Few overarching conclusions can be drawn from the limited results of this study. Certainly, there are situations in which the Solaris/RAID-Z1 configuration appears to outperform the Ubuntu/RAID-5 configuration. Many questions remain regarding the large discrepancy in CPU usage for small-file operations. Likewise, the Ubuntu/RAID-5 configuration appears to perform slightly better in certain situations, though not overwhelmingly so. At best, under these default configurations, one can say that overall the Solaris configuration performs no worse, and indicates that it might perform better under live operating conditions. The latter, though, is largely speculation.

Indeed, from the analyst’s point of view, both configurations show reasonable performance. The desire to deploy either configuration in an enterprise setting suggests that significant-factor studies and robust parameter designs be conducted on, if not both candidates, whichever is most likely to be deployed. These studies would provide insight into why the discrepancies in current study exist, and more importantly, achieve optimized performance in the presences of significant uncontrollable factors (e.g. variable request-load).

Preston Says: Thanks for the outstanding work, Dan!


20 Steps To Xen: A Quick Xen Tutorial For Ubuntu 7.04 x64 Server

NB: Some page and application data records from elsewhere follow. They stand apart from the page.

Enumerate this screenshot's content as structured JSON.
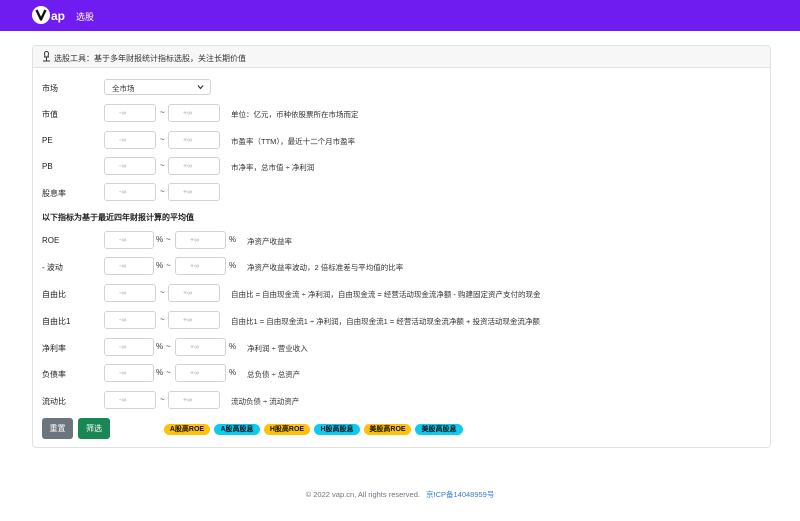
{
  "navbar": {
    "logo_text": "Vap",
    "title": "选股"
  },
  "card": {
    "header_text": "选股工具：基于多年财报统计指标选股，关注长期价值"
  },
  "market": {
    "label": "市场",
    "selected": "全市场"
  },
  "rows_top": [
    {
      "label": "市值",
      "min_placeholder": "-∞",
      "max_placeholder": "+∞",
      "sep": "~",
      "desc": "单位：亿元，币种依股票所在市场而定"
    },
    {
      "label": "PE",
      "min_placeholder": "-∞",
      "max_placeholder": "+∞",
      "sep": "~",
      "desc": "市盈率（TTM），最近十二个月市盈率"
    },
    {
      "label": "PB",
      "min_placeholder": "-∞",
      "max_placeholder": "+∞",
      "sep": "~",
      "desc": "市净率，总市值 ÷ 净利润"
    },
    {
      "label": "股息率",
      "min_placeholder": "-∞",
      "max_placeholder": "+∞",
      "sep": "~",
      "desc": ""
    }
  ],
  "section_title": "以下指标为基于最近四年财报计算的平均值",
  "rows_bottom": [
    {
      "label": "ROE",
      "min_placeholder": "-∞",
      "max_placeholder": "+∞",
      "sep": "~",
      "pct": "%",
      "desc": "净资产收益率"
    },
    {
      "label": "- 波动",
      "min_placeholder": "-∞",
      "max_placeholder": "+∞",
      "sep": "~",
      "pct": "%",
      "desc": "净资产收益率波动，2 倍标准差与平均值的比率"
    },
    {
      "label": "自由比",
      "min_placeholder": "-∞",
      "max_placeholder": "+∞",
      "sep": "~",
      "pct": "",
      "desc": "自由比 = 自由现金流 ÷ 净利润，自由现金流 = 经营活动现金流净额 - 购建固定资产支付的现金"
    },
    {
      "label": "自由比1",
      "min_placeholder": "-∞",
      "max_placeholder": "+∞",
      "sep": "~",
      "pct": "",
      "desc": "自由比1 = 自由现金流1 ÷ 净利润，自由现金流1 = 经营活动现金流净额 + 投资活动现金流净额"
    },
    {
      "label": "净利率",
      "min_placeholder": "-∞",
      "max_placeholder": "+∞",
      "sep": "~",
      "pct": "%",
      "desc": "净利润 ÷ 营业收入"
    },
    {
      "label": "负债率",
      "min_placeholder": "-∞",
      "max_placeholder": "+∞",
      "sep": "~",
      "pct": "%",
      "desc": "总负债 ÷ 总资产"
    },
    {
      "label": "流动比",
      "min_placeholder": "-∞",
      "max_placeholder": "+∞",
      "sep": "~",
      "pct": "",
      "desc": "流动负债 ÷ 流动资产"
    }
  ],
  "buttons": {
    "reset": "重置",
    "filter": "筛选"
  },
  "presets": [
    {
      "label": "A股高ROE",
      "color": "#ffc107"
    },
    {
      "label": "A股高股息",
      "color": "#0dcaf0"
    },
    {
      "label": "H股高ROE",
      "color": "#ffc107"
    },
    {
      "label": "H股高股息",
      "color": "#0dcaf0"
    },
    {
      "label": "美股高ROE",
      "color": "#ffc107"
    },
    {
      "label": "美股高股息",
      "color": "#0dcaf0"
    }
  ],
  "footer": {
    "copyright": "© 2022 vap.cn, All rights reserved.",
    "icp": "京ICP备14048959号"
  },
  "colors": {
    "navbar": "#6f1cf0",
    "reset": "#6c757d",
    "filter": "#198754"
  }
}
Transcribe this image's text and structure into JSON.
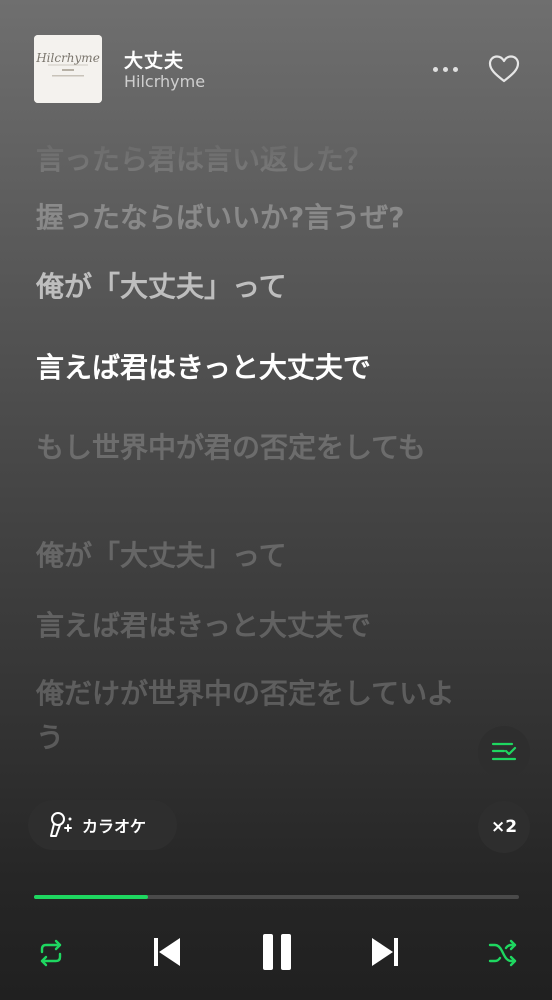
{
  "header": {
    "song_title": "大丈夫",
    "artist": "Hilcrhyme",
    "album_art_text": "Hilcrhyme"
  },
  "lyrics": {
    "lines": [
      {
        "text": "握ったならばいいか?言うぜ?",
        "state": "past"
      },
      {
        "text": "俺が「大丈夫」って",
        "state": "prev"
      },
      {
        "text": "言えば君はきっと大丈夫で",
        "state": "current"
      },
      {
        "text": "もし世界中が君の否定をしても",
        "state": "upcoming"
      },
      {
        "text": "俺が「大丈夫」って",
        "state": "upcoming"
      },
      {
        "text": "言えば君はきっと大丈夫で",
        "state": "upcoming"
      },
      {
        "text": "俺だけが世界中の否定をしていよう",
        "state": "upcoming"
      }
    ]
  },
  "controls": {
    "karaoke_label": "カラオケ",
    "speed_label": "×2",
    "progress_fraction": 0.235
  },
  "icons": {
    "more": "more-dots-icon",
    "like": "heart-icon",
    "queue": "lyrics-queue-icon",
    "karaoke": "microphone-sparkle-icon",
    "repeat": "repeat-icon",
    "previous": "skip-previous-icon",
    "pause": "pause-icon",
    "next": "skip-next-icon",
    "shuffle": "shuffle-icon"
  },
  "colors": {
    "accent": "#1ed760",
    "text_primary": "#ffffff",
    "text_secondary": "#cfcfcf"
  }
}
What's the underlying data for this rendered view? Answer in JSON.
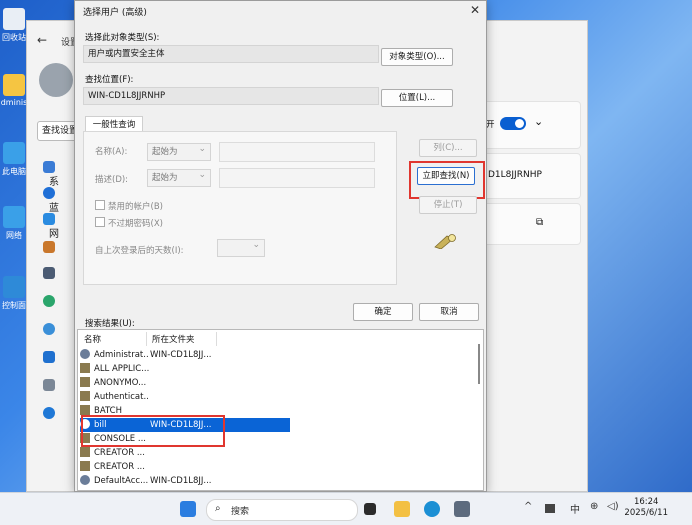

This is an abbreviated and simplified version of a more official document. Run these either as root or with the “sudo” command..

  1. apt-get install ubuntu-xen-desktop-amd64 to install a new Xen kernel and various other tools. Apparently we’re supposed to use the “server” version instead, but it didn’t show up in the repository. Oh well.
  2. apt-get install debootstrap to install the “debootstrap” system bootstraping tool for you.
  3. reboot into the new kernel.
  4. xm list to make sure Domain-0 shows up. Domain-0 represents the host system.
  5. Edit /etc/xen/xend-config.sxp and uncomment “(network-script network-bridge)”. Also comment out “(network-script network-dummy)”.
  6. xend restart to restart the xen daemon.
  7. mkdir -p /xen/slave1 to create a mountpoint for the slave system disk.
  8. dd if=/dev/zero of=/xen/slave1.ext3 bs=1M count=512 to create a 512MB “disk” as a normal file.
  9. mkfs.ext3 /xen/slave1.ext3 to create a file system in said empty file.
  10. mount -o loop -t ext3 /xen/slave1.ext3 /xen/slave1 to manually mount the new filesystem to its mount point.
  11. debootstrap –arch amd64 edgy /xen/slave1 to install a bare bones edgy system onto the new file system.
  12. cp -a /lib/modules/2.6.19-4-generic-amd64/ /xen/slave1/lib/modules/ to install the hosts kernel modules into the new system.
  13. Edit /xen/slave1/etc/network/interfaces. It should look similar lo
    iface lo inet loopback
    auto eth0
    iface eth0 inet static

    where “gateway” is the host machines IP address, and “address” is a unique IP address for the slave machine.

  14. Update /xen/slave1/etc/hostname with whatever you want its host name to be.
  15. Update /xen/slave1/etc/hosts with all your IP addresses.
  16. Update /xen/slave1/etc/fstab to mount stuff on boot, like so..proc /proc proc defaults 0 0
    /dev/hda1 / ext3 defaults,errors=remount-ro 0 1


  17. umount /xen/slave1 to unmount the file system.
  18. Create /etc/xen/edgy-guest.cfg to configure the host to start the guest, like so..

    kernel = “/boot/vmlinuz-2.6.19-4-generic-amd64”
    ramdisk = “/boot/initrd.img-2.6.19-4-generic-amd64”
    memory = 512
    name = “edgy-slave1”
    vcpus = 1
    vif = [ ‘bridge=xenbr0’ ]
    disk = [ ‘file:/xen/slave1.ext3,ioemu:hda1,w’ ]
    root = “/dev/hda1 ro”
  19. xm create slave1-edgy.cfg to create and start the new domain.
  20. xm console slave1-edgy to establish a console to the new domain. (Hit CTRL+] to exit.)

You should now be able to log in via the xm console as root, and ping the guest on (or whatever its IP address is). w00t!